● Action item: Each record should be copied exactly, and none of them omitted.

■ ■ ■

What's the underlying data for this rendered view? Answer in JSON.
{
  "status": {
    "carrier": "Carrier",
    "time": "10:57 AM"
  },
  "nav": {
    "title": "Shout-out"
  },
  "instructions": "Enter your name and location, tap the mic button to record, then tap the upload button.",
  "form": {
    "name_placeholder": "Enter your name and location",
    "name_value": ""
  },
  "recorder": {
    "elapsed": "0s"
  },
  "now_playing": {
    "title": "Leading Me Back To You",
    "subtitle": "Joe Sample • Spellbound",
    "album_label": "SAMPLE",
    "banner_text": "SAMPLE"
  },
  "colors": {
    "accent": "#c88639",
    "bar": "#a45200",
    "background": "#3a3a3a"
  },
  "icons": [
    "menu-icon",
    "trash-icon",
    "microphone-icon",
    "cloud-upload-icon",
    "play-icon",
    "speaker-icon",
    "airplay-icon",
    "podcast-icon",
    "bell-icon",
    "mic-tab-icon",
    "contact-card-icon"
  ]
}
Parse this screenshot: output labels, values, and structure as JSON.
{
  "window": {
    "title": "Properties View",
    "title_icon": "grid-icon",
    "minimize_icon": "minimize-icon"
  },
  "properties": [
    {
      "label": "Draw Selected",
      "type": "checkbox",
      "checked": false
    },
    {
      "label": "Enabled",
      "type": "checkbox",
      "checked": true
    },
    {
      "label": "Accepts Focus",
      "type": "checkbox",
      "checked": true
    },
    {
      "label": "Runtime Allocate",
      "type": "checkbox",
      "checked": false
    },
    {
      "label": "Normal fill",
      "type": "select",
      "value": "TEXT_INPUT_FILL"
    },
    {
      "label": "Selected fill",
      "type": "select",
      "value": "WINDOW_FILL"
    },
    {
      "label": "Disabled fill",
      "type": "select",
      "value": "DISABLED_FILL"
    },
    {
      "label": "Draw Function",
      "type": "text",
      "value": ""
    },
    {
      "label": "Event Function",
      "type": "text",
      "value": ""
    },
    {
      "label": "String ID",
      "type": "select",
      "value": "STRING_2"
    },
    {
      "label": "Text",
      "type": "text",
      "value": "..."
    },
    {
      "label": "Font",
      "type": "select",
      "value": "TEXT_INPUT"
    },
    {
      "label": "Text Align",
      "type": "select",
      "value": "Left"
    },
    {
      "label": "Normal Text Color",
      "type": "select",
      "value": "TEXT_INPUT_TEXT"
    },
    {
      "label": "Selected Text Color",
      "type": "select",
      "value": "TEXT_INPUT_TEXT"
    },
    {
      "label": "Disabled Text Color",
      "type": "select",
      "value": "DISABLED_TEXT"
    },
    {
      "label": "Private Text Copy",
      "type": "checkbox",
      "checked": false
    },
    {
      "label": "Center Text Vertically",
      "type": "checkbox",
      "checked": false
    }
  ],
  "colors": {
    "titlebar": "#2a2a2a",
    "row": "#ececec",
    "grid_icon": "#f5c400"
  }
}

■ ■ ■

● Exercise response:
What's the underlying data for this rendered view? Answer in JSON.
{
  "status": {
    "carrier": "Carrier",
    "time": "10:57 AM"
  },
  "nav": {
    "title": "Shout-out"
  },
  "instructions": "Enter your name and location, tap the mic button to record, then tap the upload button.",
  "form": {
    "name_placeholder": "Enter your name and location",
    "name_value": ""
  },
  "recorder": {
    "elapsed": "0s"
  },
  "now_playing": {
    "title": "Leading Me Back To You",
    "subtitle": "Joe Sample • Spellbound",
    "album_label": "SAMPLE",
    "banner_text": "SAMPLE"
  },
  "colors": {
    "accent": "#c88639",
    "bar": "#a45200",
    "background": "#3a3a3a"
  },
  "icons": [
    "menu-icon",
    "trash-icon",
    "microphone-icon",
    "cloud-upload-icon",
    "play-icon",
    "speaker-icon",
    "airplay-icon",
    "podcast-icon",
    "bell-icon",
    "mic-tab-icon",
    "contact-card-icon"
  ]
}
Parse this screenshot: output labels, values, and structure as JSON.
{
  "window": {
    "title": "Properties View",
    "title_icon": "grid-icon",
    "minimize_icon": "minimize-icon"
  },
  "properties": [
    {
      "label": "Draw Selected",
      "type": "checkbox",
      "checked": false
    },
    {
      "label": "Enabled",
      "type": "checkbox",
      "checked": true
    },
    {
      "label": "Accepts Focus",
      "type": "checkbox",
      "checked": true
    },
    {
      "label": "Runtime Allocate",
      "type": "checkbox",
      "checked": false
    },
    {
      "label": "Normal fill",
      "type": "select",
      "value": "TEXT_INPUT_FILL"
    },
    {
      "label": "Selected fill",
      "type": "select",
      "value": "WINDOW_FILL"
    },
    {
      "label": "Disabled fill",
      "type": "select",
      "value": "DISABLED_FILL"
    },
    {
      "label": "Draw Function",
      "type": "text",
      "value": ""
    },
    {
      "label": "Event Function",
      "type": "text",
      "value": ""
    },
    {
      "label": "String ID",
      "type": "select",
      "value": "STRING_2"
    },
    {
      "label": "Text",
      "type": "text",
      "value": "..."
    },
    {
      "label": "Font",
      "type": "select",
      "value": "TEXT_INPUT"
    },
    {
      "label": "Text Align",
      "type": "select",
      "value": "Left"
    },
    {
      "label": "Normal Text Color",
      "type": "select",
      "value": "TEXT_INPUT_TEXT"
    },
    {
      "label": "Selected Text Color",
      "type": "select",
      "value": "TEXT_INPUT_TEXT"
    },
    {
      "label": "Disabled Text Color",
      "type": "select",
      "value": "DISABLED_TEXT"
    },
    {
      "label": "Private Text Copy",
      "type": "checkbox",
      "checked": false
    },
    {
      "label": "Center Text Vertically",
      "type": "checkbox",
      "checked": false
    }
  ],
  "colors": {
    "titlebar": "#2a2a2a",
    "row": "#ececec",
    "grid_icon": "#f5c400"
  }
}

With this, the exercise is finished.